Acute kidney injury (AKI)
Acute kidney failure is also called acute kidney injury or acute renal failure. It’s common in people who are already in the hospital. It may develop rapidly over a few hours. It can also develop over a few days to weeks. People who are critically ill and need intensive care have the highest risk of developing acute kidney failure.
Acute kidney injury (AKI) is sudden damage to the kidneys that causes them to not work properly. It can range from minor loss of kidney function to complete kidney failure.
AKI normally happens as a complication of another serious illness. It’s not the result of a physical blow to the kidneys, as the name might suggest.
This type of kidney damage is usually seen in older people who are unwell with other conditions and the kidneys are also affected.
It’s essential that AKI is detected early and treated promptly. The role of the kidneys is to:
- filter – removing waste and water from the blood (as urine, via the bladder)
- clean the blood
- keep the bones healthy
- look after blood pressure
- stimulate the bone marrow to make blood
Without quick treatment, abnormal levels of salts and chemicals can build up in the body, which affects the ability of other organs to work properly.

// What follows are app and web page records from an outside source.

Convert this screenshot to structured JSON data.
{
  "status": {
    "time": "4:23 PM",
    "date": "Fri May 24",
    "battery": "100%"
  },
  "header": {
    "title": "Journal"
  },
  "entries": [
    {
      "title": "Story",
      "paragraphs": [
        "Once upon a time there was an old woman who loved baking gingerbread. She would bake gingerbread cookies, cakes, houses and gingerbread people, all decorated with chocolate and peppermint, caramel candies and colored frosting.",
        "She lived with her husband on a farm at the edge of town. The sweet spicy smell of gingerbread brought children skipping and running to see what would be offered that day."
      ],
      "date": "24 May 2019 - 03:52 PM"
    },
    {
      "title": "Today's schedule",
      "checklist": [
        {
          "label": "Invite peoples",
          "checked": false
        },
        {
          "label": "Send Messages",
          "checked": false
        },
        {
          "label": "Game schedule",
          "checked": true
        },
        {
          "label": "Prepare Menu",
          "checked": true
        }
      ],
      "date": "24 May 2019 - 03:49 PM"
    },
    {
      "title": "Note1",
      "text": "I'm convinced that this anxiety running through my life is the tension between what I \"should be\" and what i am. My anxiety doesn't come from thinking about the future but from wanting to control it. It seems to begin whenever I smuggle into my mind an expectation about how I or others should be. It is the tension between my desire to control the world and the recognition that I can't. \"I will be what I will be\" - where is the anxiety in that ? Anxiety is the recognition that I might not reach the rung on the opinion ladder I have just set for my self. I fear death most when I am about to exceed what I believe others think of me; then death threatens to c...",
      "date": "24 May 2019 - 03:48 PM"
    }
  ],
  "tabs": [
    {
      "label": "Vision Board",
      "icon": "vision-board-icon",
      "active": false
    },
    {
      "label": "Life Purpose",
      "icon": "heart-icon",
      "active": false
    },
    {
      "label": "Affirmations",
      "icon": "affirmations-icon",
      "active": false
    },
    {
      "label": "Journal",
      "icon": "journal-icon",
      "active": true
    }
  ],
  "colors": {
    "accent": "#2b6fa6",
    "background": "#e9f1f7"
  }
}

If the kidneys shut down completely, this may require temporary support from a dialysis machine, or lead to death.
Signs and symptoms
Signs and symptoms of acute kidney injury differ depending on the cause and may include:
- Too little urine leaving the body
- Swelling in legs, ankles, and around the eyes
- Fatigue or tiredness
- Shortness of breath
- Seizures or coma in severe cases
- Chest pain or pressure
- high blood pressure
- abdominal pain
- slight backache
In some cases, AKI causes no symptoms and is only found through other tests done by your healthcare provider.
Acute kidney injury can have many different causes. AKI can be caused by the following:
- Impaired blood flow to the kidneys
Some diseases and conditions can slow blood flow to your kidneys and cause AKI.
These diseases and conditions include:
- Blood or fluid loss
- Blood pressure medications
- Heart attack
- Heart disease
- Liver failure
- Use of aspirin, ibuprofen (Advil, Motrin IB, others), naproxen (Aleve, others) or related drugs
- Severe allergic reaction (anaphylaxis)
- Severe burns
- Severe dehydration
- Direct damage to the Kidneys
Some disease and conditions can damage your kidneys and lead to AKI. Some examples include:
- A type of severe, life-threatening infection
- A rare condition that causes inflammation and scarring to your blood vessels, making them stiff, weak, and narrow
- An allergic reaction to certain types of drugs
- A group of diseases that affect the connective tissue that supports your internal organs
- Conditions that cause inflammation or damage to the kidney tubules, to the small blood vessels in the kidneys, or to the filtering units in the kidneys
- Blockage of the urinary tract
In some people, conditions or diseases can block the passage of urine out of the body and can lead to AKI.
Blockage can be caused by:
- Bladder, prostate, or cervical cancer
- Enlarged prostate
- Problems with the nervous system that affect the bladder and urination
- Kidney stones
- Blood clots in the urinary tract
Acute kidney failure can occur when:
- You have a condition that slows blood flow to your kidneys
- You experience direct damage to your kidneys
- Your kidneys’ urine drainage tubes (ureters) become blocked and wastes can’t leave your body through your urine
The chances of acquiring acute kidney failure are greater if you’re an older person or if you have any of the following long-term health problems:
- kidney disease
- liver disease
- diabetes, especially if it’s not well controlled
- high blood pressure
- heart failure
- morbid obesity
If you’re ill or being treated in a hospital’s intensive care unit, you’re at an extremely high risk for acute kidney failure. Being the recipient of heart surgery, abdominal surgery, or a bone marrow transplant can also increase your risk.
When should AKI be suspected?
A doctor may suspect AKI in people known to be at risk who suddenly fall ill or develop symptoms which suggest complications of AKI.
AKI may also be suspected in people who have been unwell for a while and have either:
- chronic kidney disease
- a urinary system disease
- new or worsening urinary symptoms
- symptoms or signs of a disease affecting the kidneys and other organs
If you have acute kidney failure, you may have generalized swelling. The swelling is due to fluid retention.
Using a stethoscope, your doctor may hear crackling in the lungs. These sounds can signal fluid retention.
Results of laboratory tests may also show abnormal values, which are new and different from baseline levels. Some of these tests include:
- blood urea nitrogen (BUN)
- serum potassium
- serum sodium
- estimated glomerular filtration rate (eGFR)
- creatinine clearance
- serum creatinine
An ultrasound is the preferred method for diagnosing acute kidney failure. However, abdominal X-ray, abdominal CT scan, and abdominal MRI can help your doctor determine if there’s a blockage in your urinary tract.
Certain blood tests may also reveal underlying causes of acute kidney failure.